About Dr. Liu: Yang Liu is a research scientist in the Scalable Solvers Group of the Computational Research Division at the Lawrence Berkeley National Laboratory, in Berkeley, California. Dr. Liu received the Ph.D. degree in electrical engineering from the University of Michigan in 2015. From 2015 to 2017, he worked as a postdoctoral fellow at the Radiation Laboratory, University of Michigan. From 2017 to 2019, he worked as a postdoctoral fellow at the Lawrence Berkeley National Laboratory. His main research interest is in numerical linear and multi-linear algebras (including sparse solvers, randomized low-rank, butterfly and tensor algebras), computational electromagnetics (including fast iterative time-domain integral equation solvers, fast direct integral and differential equation solvers, and multi-physics

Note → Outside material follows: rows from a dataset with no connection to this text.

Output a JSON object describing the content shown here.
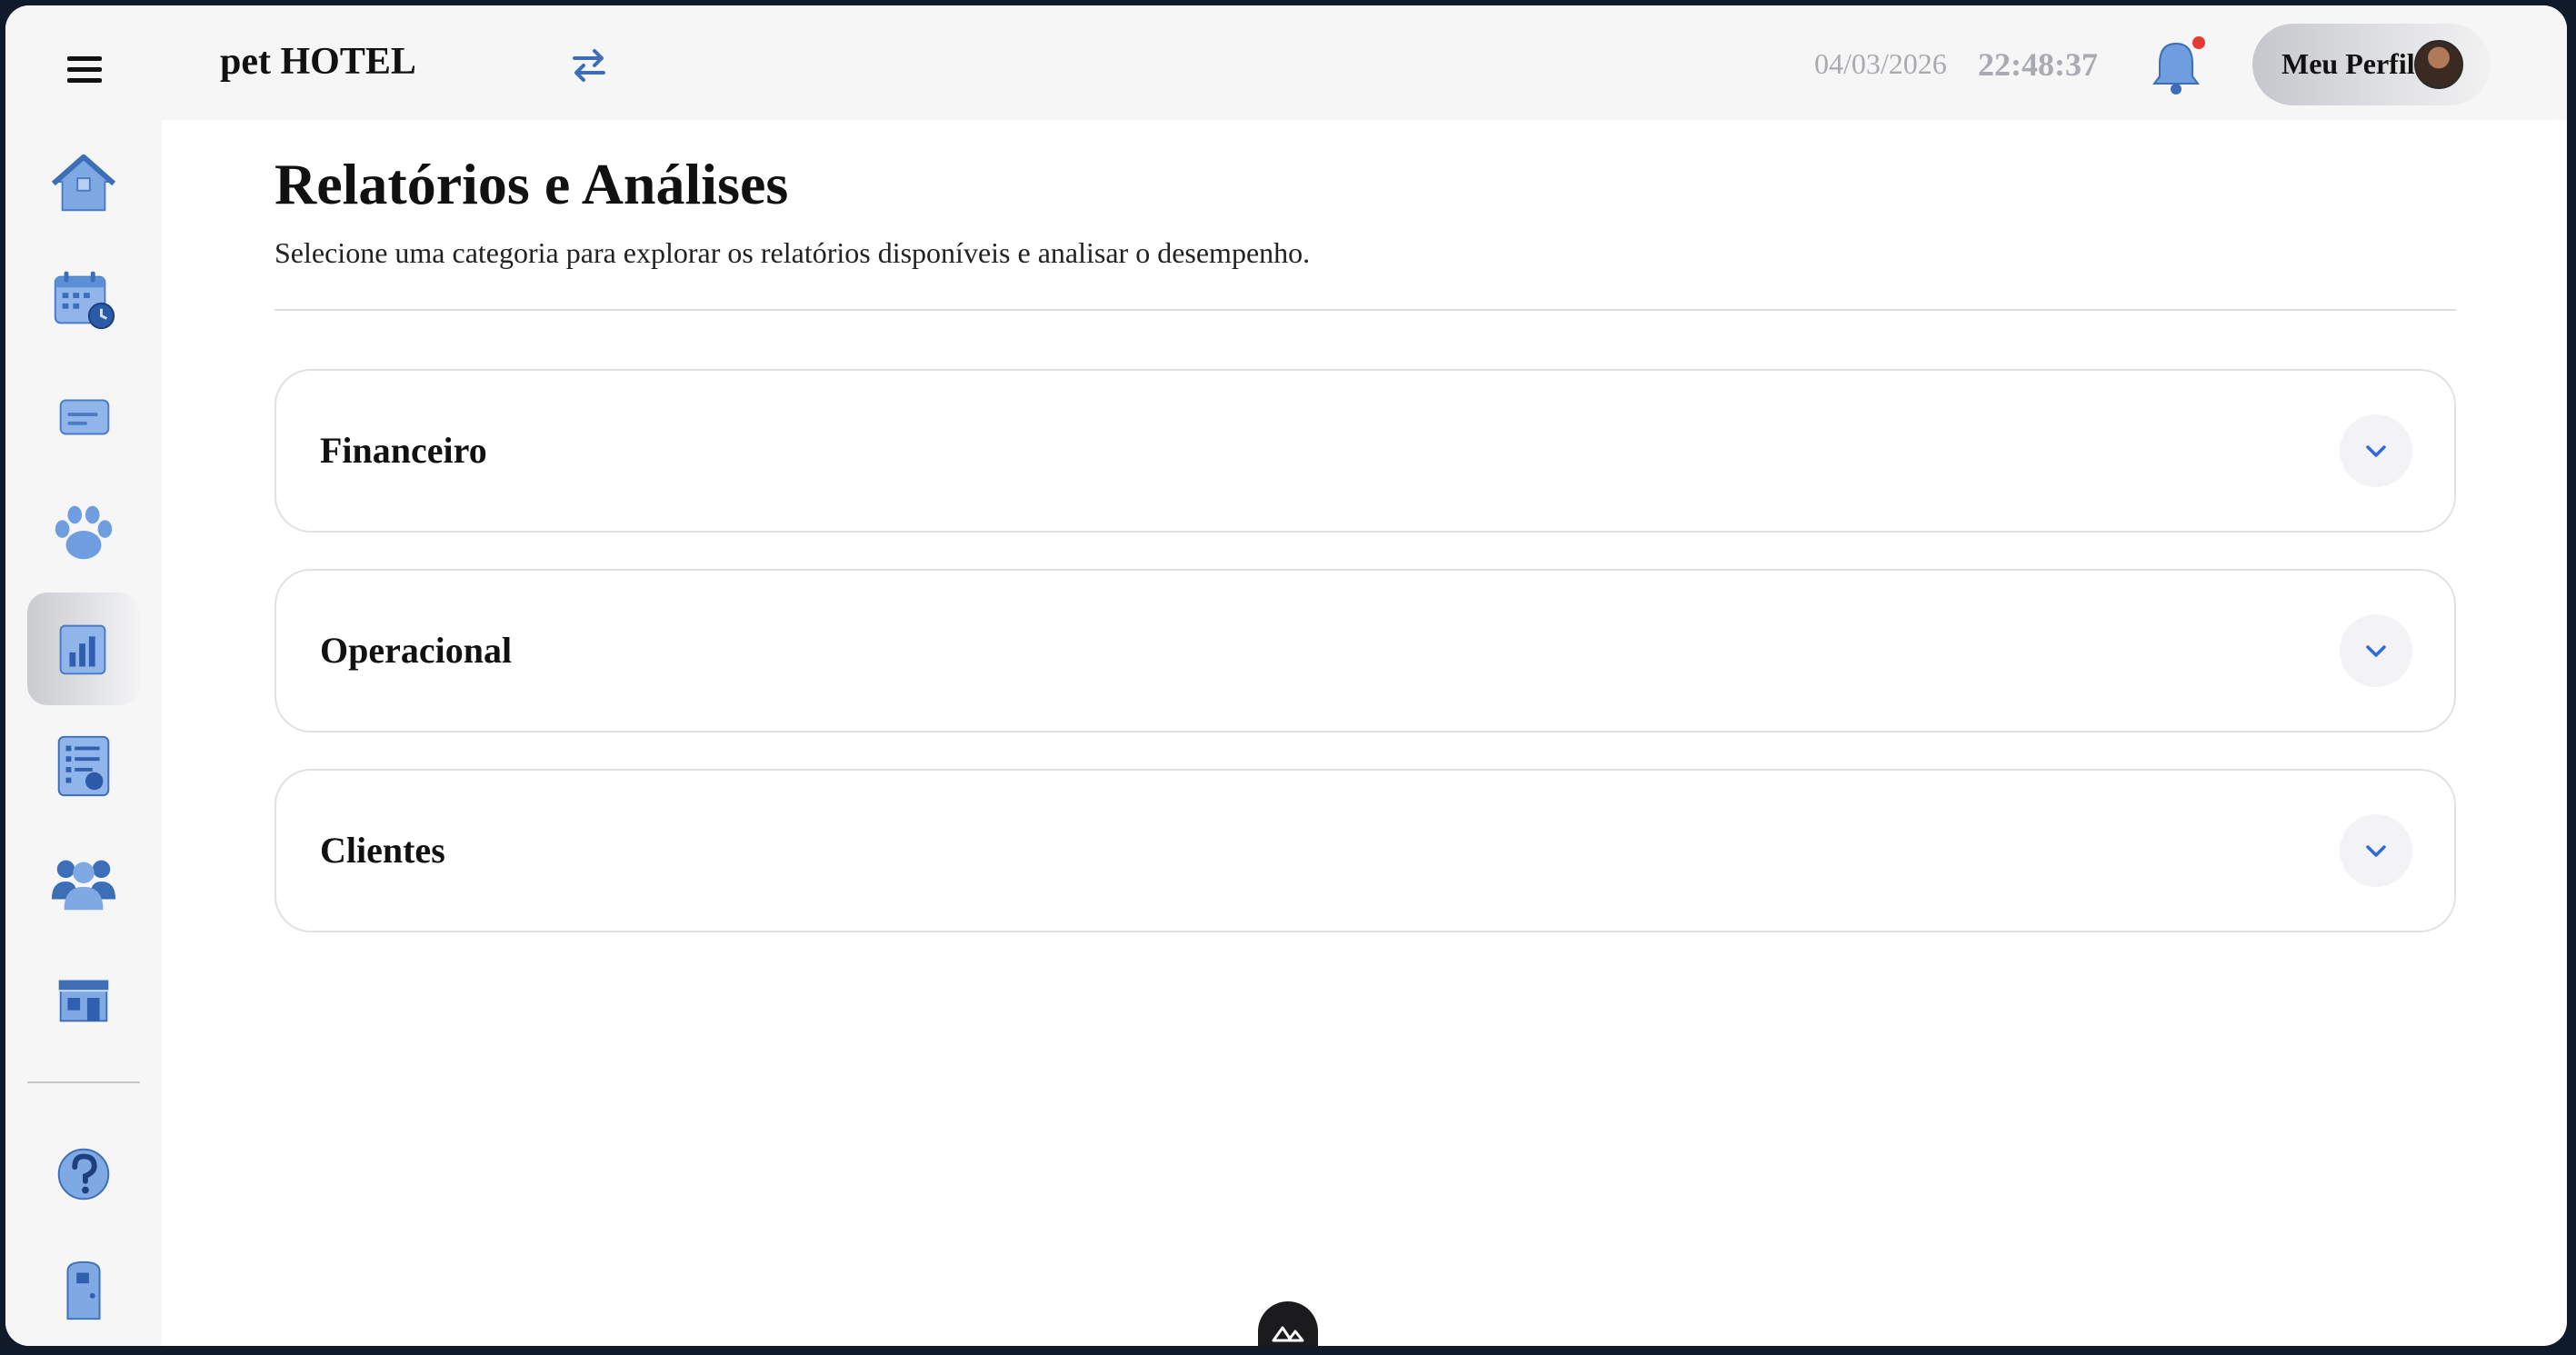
{
  "header": {
    "brand": "pet HOTEL",
    "date": "04/03/2026",
    "time": "22:48:37",
    "profile_label": "Meu Perfil",
    "icons": [
      "menu-icon",
      "swap-icon",
      "bell-icon",
      "avatar"
    ]
  },
  "sidebar": {
    "items": [
      {
        "name": "home",
        "icon": "house-icon",
        "active": false
      },
      {
        "name": "calendar",
        "icon": "calendar-clock-icon",
        "active": false
      },
      {
        "name": "card",
        "icon": "card-icon",
        "active": false
      },
      {
        "name": "pets",
        "icon": "paw-icon",
        "active": false
      },
      {
        "name": "reports",
        "icon": "report-chart-icon",
        "active": true
      },
      {
        "name": "checklist",
        "icon": "checklist-icon",
        "active": false
      },
      {
        "name": "users",
        "icon": "users-icon",
        "active": false
      },
      {
        "name": "store",
        "icon": "store-icon",
        "active": false
      },
      {
        "name": "help",
        "icon": "help-icon",
        "active": false
      },
      {
        "name": "logout",
        "icon": "door-icon",
        "active": false
      }
    ]
  },
  "main": {
    "title": "Relatórios e Análises",
    "subtitle": "Selecione uma categoria para explorar os relatórios disponíveis e analisar o desempenho.",
    "categories": [
      {
        "label": "Financeiro"
      },
      {
        "label": "Operacional"
      },
      {
        "label": "Clientes"
      }
    ]
  },
  "colors": {
    "accent": "#2f6bd8",
    "icon_blue": "#5b8fd6",
    "muted_text": "#a9abb0",
    "notification_dot": "#e53935"
  }
}
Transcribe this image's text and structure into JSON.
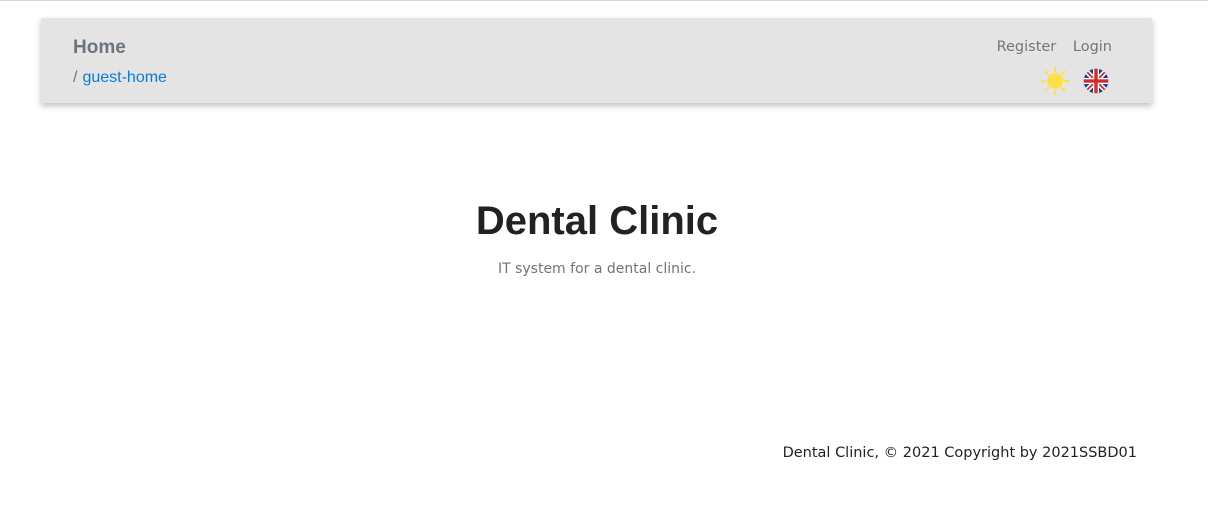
{
  "navbar": {
    "title": "Home",
    "breadcrumb": {
      "separator": "/",
      "current": "guest-home"
    },
    "links": {
      "register": "Register",
      "login": "Login"
    },
    "icons": {
      "theme": "sun-icon",
      "language": "uk-flag-icon"
    }
  },
  "hero": {
    "title": "Dental Clinic",
    "subtitle": "IT system for a dental clinic."
  },
  "footer": {
    "text": "Dental Clinic, © 2021 Copyright by 2021SSBD01"
  },
  "colors": {
    "navbar_bg": "#e4e4e4",
    "link_blue": "#0a7be0",
    "muted": "#6c757d",
    "sun": "#fde047"
  }
}
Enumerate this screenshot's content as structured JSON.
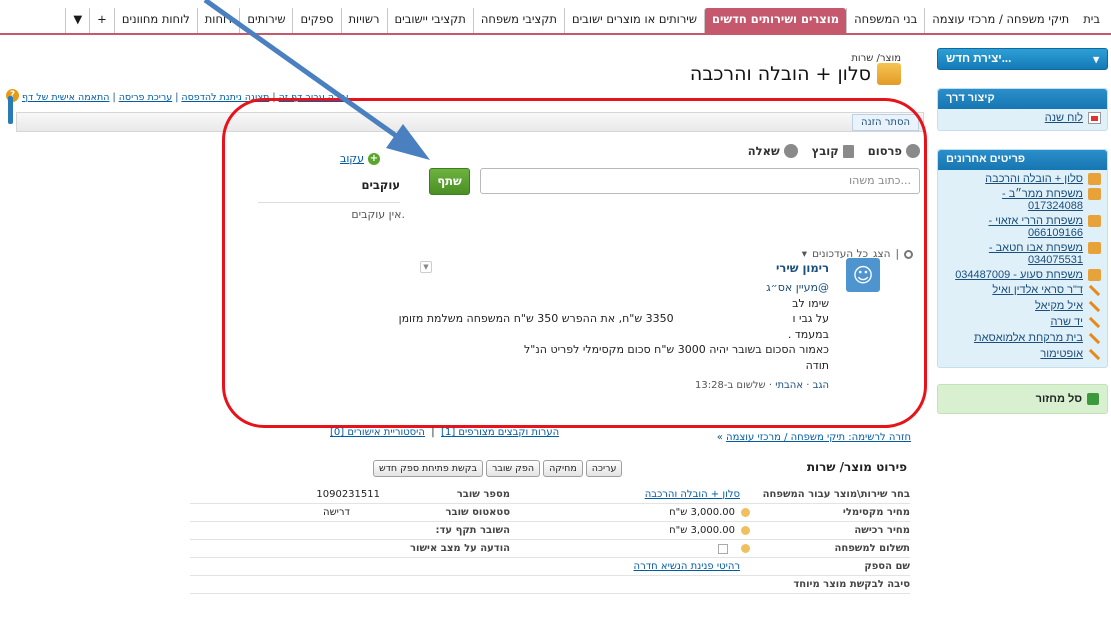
{
  "tabs": [
    "בית",
    "תיקי משפחה / מרכזי עוצמה",
    "בני המשפחה",
    "מוצרים ושירותים חדשים",
    "שירותים או מוצרים ישובים",
    "תקציבי משפחה",
    "תקציבי יישובים",
    "רשויות",
    "ספקים",
    "שירותים",
    "דוחות",
    "לוחות מחוונים",
    "+",
    "▼"
  ],
  "active_tab_index": 3,
  "accent_color": "#c5586d",
  "sidebar": {
    "create_new": "יצירת חדש...",
    "shortcut_title": "קיצור דרך",
    "calendar_link": "לוח שנה",
    "recent_title": "פריטים אחרונים",
    "recent_items": [
      {
        "label": "סלון + הובלה והרכבה",
        "icon": "product-box-icon"
      },
      {
        "label": "משפחת ממר״ב - 017324088",
        "icon": "family-icon"
      },
      {
        "label": "משפחת הררי אזאוי - 066109166",
        "icon": "family-icon"
      },
      {
        "label": "משפחת אבו חטאב - 034075531",
        "icon": "family-icon"
      },
      {
        "label": "משפחת סעוע - 034487009",
        "icon": "family-icon"
      },
      {
        "label": "ד\"ר סראי אלדין ואיל",
        "icon": "pencil-icon"
      },
      {
        "label": "איל מקיאל",
        "icon": "pencil-icon"
      },
      {
        "label": "יד שרה",
        "icon": "pencil-icon"
      },
      {
        "label": "בית מרקחת אלמואסאת",
        "icon": "pencil-icon"
      },
      {
        "label": "אופטימור",
        "icon": "pencil-icon"
      }
    ],
    "recycle": "סל מחזור"
  },
  "header": {
    "breadcrumb": "מוצר/ שרות",
    "title": "סלון + הובלה והרכבה",
    "page_links": [
      "התאמה אישית של דף",
      "עריכת פריסה",
      "תצוגה ניתנת להדפסה",
      "עזרה עבור דף זה"
    ],
    "hide_feed": "הסתר הזנה"
  },
  "feed": {
    "tabs": [
      "פרסום",
      "קובץ",
      "שאלה"
    ],
    "compose_placeholder": "כתוב משהו...",
    "share": "שתף",
    "follow": "עקוב",
    "followers_title": "עוקבים",
    "no_followers": "אין עוקבים.",
    "filter_show": "הצג",
    "filter_value": "כל העדכונים",
    "post": {
      "author": "רימון שירי",
      "mention": "@מעיין אס״ג",
      "lines": [
        "שימו לב",
        "על גבי ו                                  3350 ש\"ח, את ההפרש 350 ש\"ח המשפחה משלמת מזומן",
        "במעמד .",
        "כאמור הסכום בשובר יהיה 3000 ש\"ח סכום מקסימלי לפריט הנ\"ל",
        "תודה"
      ],
      "actions": [
        "הגב",
        "אהבתי",
        "שלשום ב-13:28"
      ]
    }
  },
  "back_link": "חזרה לרשימה: תיקי משפחה / מרכזי עוצמה",
  "comments_links": [
    "הערות וקבצים מצורפים [1]",
    "היסטוריית אישורים [0]"
  ],
  "details": {
    "title": "פירוט מוצר/ שרות",
    "buttons": [
      "עריכה",
      "מחיקה",
      "הפק שובר",
      "בקשת פתיחת ספק חדש"
    ],
    "rows": [
      {
        "label": "בחר שירות\\מוצר עבור המשפחה",
        "value": "סלון + הובלה והרכבה",
        "label2": "מספר שובר",
        "value2": "1090231511"
      },
      {
        "label": "מחיר מקסימלי",
        "value": "3,000.00 ש\"ח",
        "label2": "סטאטוס שובר",
        "value2": "דרישה"
      },
      {
        "label": "מחיר רכישה",
        "value": "3,000.00 ש\"ח",
        "label2": "השובר תקף עד:",
        "value2": ""
      },
      {
        "label": "תשלום למשפחה",
        "value": "",
        "label2": "הודעה על מצב אישור",
        "value2": ""
      },
      {
        "label": "שם הספק",
        "value": "רהיטי פנינת הנשיא חדרה",
        "label2": "",
        "value2": ""
      },
      {
        "label": "סיבה לבקשת מוצר מיוחד",
        "value": "",
        "label2": "",
        "value2": ""
      }
    ]
  }
}
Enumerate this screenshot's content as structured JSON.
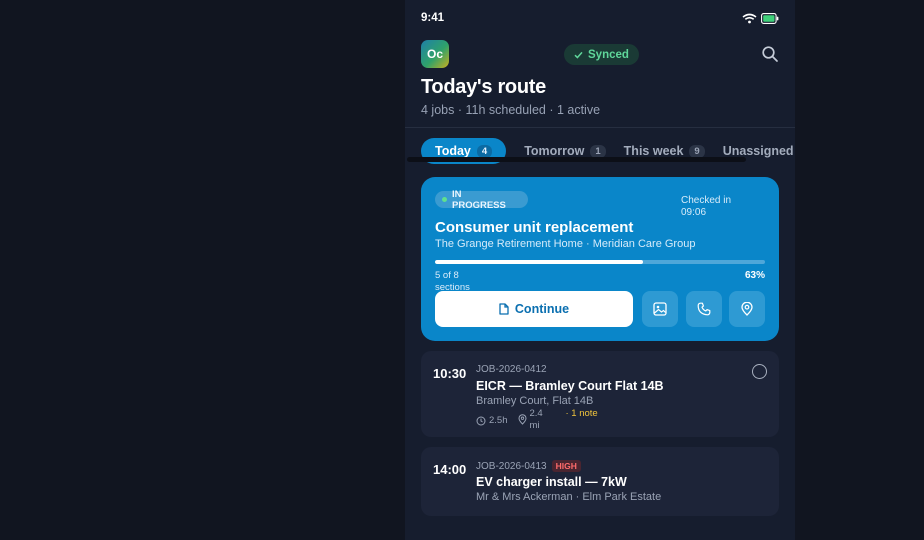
{
  "status_bar": {
    "time": "9:41"
  },
  "header": {
    "logo": "Oc",
    "sync_status": "Synced",
    "title": "Today's route",
    "subtitle": "4 jobs · 11h scheduled · 1 active"
  },
  "tabs": [
    {
      "label": "Today",
      "count": "4",
      "active": true
    },
    {
      "label": "Tomorrow",
      "count": "1"
    },
    {
      "label": "This week",
      "count": "9"
    },
    {
      "label": "Unassigned"
    }
  ],
  "active_job": {
    "status": "IN PROGRESS",
    "checked_in": "Checked in 09:06",
    "title": "Consumer unit replacement",
    "subtitle": "The Grange Retirement Home · Meridian Care Group",
    "progress_fraction": 0.63,
    "sections_label": "5 of 8 sections",
    "percent_label": "63%",
    "continue_label": "Continue"
  },
  "jobs": [
    {
      "time": "10:30",
      "id": "JOB-2026-0412",
      "title": "EICR — Bramley Court Flat 14B",
      "location": "Bramley Court, Flat 14B",
      "duration": "2.5h",
      "distance": "2.4 mi",
      "note": "· 1 note"
    },
    {
      "time": "14:00",
      "id": "JOB-2026-0413",
      "priority": "HIGH",
      "title": "EV charger install — 7kW",
      "location": "Mr & Mrs Ackerman · Elm Park Estate"
    }
  ],
  "colors": {
    "accent": "#0a86c9",
    "synced_text": "#5fd69a",
    "high_priority": "#ff6b6b",
    "note": "#f0c43c"
  },
  "icons": [
    "wifi-icon",
    "battery-icon",
    "search-icon",
    "check-icon",
    "document-icon",
    "image-icon",
    "phone-icon",
    "location-pin-icon",
    "clock-icon"
  ]
}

modeling), scalable machine learning algorithms, and high-performance scientific computing. Dr. Liu authored and co-authored the Sergei A. Schelkunoff Transactions Prize Paper, APS 2018, second place student paper, ACES 2012, and the first place student paper, FEM 2014.
FAST, DIRECT INTEGRAL DIFFERENTIAL EQUATION SOLVERS FOR ELECTROMAGNETIC ACOUSTIC, AND ELASTIC APPLICATIONS AT ALL FREQUENCY RANGES: Large-scale and full-wave modeling for acoustic and elastic inversion applications, analysis and synthesis of electromagnetic systems for traditional and emerging RF, microwave, terahertz applications rely on efficient numerical tools. Integral equation (i.e., method of moment) and differential equation (e.g., finite-difference, finite-element, and finite-volume) formulations lead to dense and sparse linear systems, respectively. These linear systems can be solved by either iterative or direct solvers. Iterative solvers, despite their success in constructing well-conditioned formulations and fast multipole-type algorithms, remain inefficient for systems that are inherently ill-conditioned and/or require multiple right-hand sides. This is particularly true for design automation, inverse scattering, and other coupled systems where iterative solvers often require forbiddingly high iteration time. Direct solvers, in stark contrast, can attain reliable solutions in a predictable time. However, exact direct solvers typically require O(N 3 ) and O(N 2 ) computational costs for dense and sparse systems of size N, respectively. Fast direct solvers, on the other hand, rely on the fact that off-diagonal blocks of the well-ordered linear systems can be compressed by numerical linear algebra tools including low-rank and butterfly decompositions. When further embedded in hierarchical matrix frameworks, such as H-matrix, hierarchically off-diagonal low-rank (HODLR), and hierarchically semi-separable (HSS) formats, these direct solvers and preconditioners can achieve quasi-linear complexities for construction, factorization and solution for the discretized systems across all frequency ranges. We will review the development of these solvers in the past two decades, with an emphasis on their butterfly-based variants and distributed-memory parallelization for high-frequency problems. An open source package integrating most techniques reviewed, called ButterflyPACK, will also be introduced.
Note: You can register after the webinar has started.